Principle No. 7: Recuperation

You don’t build muscle in the gym. That happens afterwards, when you rest, recuperate and feed the muscle cell. If you work a muscle too often, it will not have enough time to recover and you will over-train. Different muscles recover at different rates. The biceps recover the fastest. The lower back take the longest – about 100 hours to fully recover from a good workout. Most body parts, though, require 48 hours before they are ready to train again.

Pro Tip: Muscles BUILD in out sleep. Sleep and rest are critical to building muscle. Get 7-8hrs sleep on a workout day.


Summary

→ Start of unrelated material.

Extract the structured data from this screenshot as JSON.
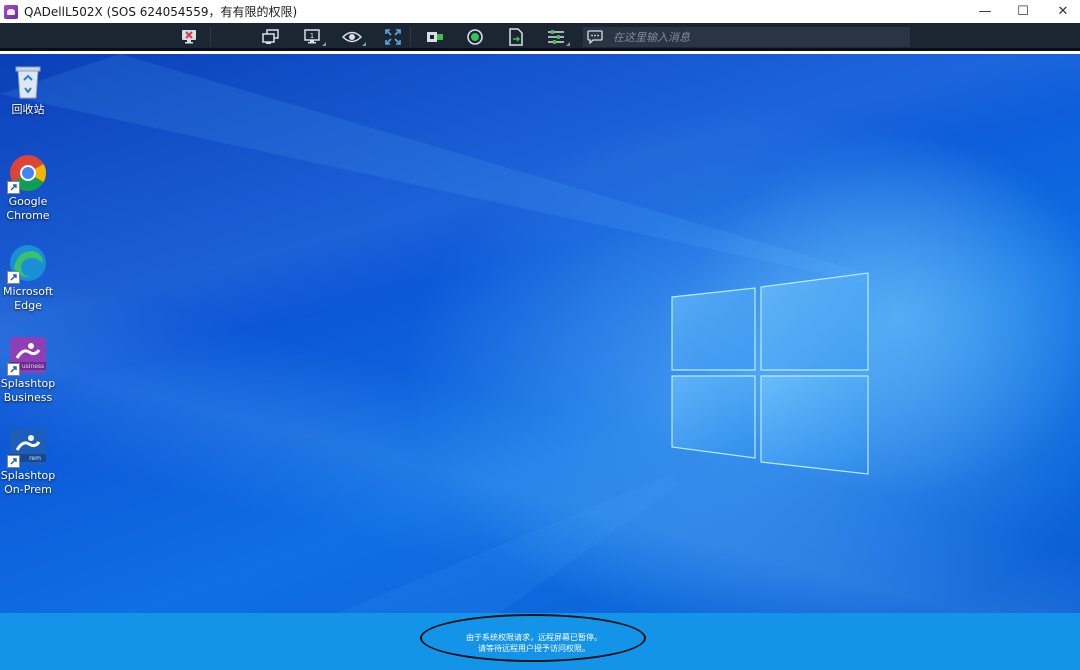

The SEVEN principles outlined above are the foundation pillars of your training system. Put them in place, build your program around them, and consistently apply them and you will be building a platform upon which to build phenomenal mass and strength, day in and day out. Join us next week to learn 6 essential moves you NEED to know for putting on slabs of muscle.


 

Author: Steve Theunissen
Author Bio: Steve Theunissen is the Nutrition Souq Bodybuilding and Workouts Editor. He is a former gym owner and personal trainer. Steve is the author of 5 hard copy books and dozens of e-books on the subject of fitness, bodybuilding and weight loss.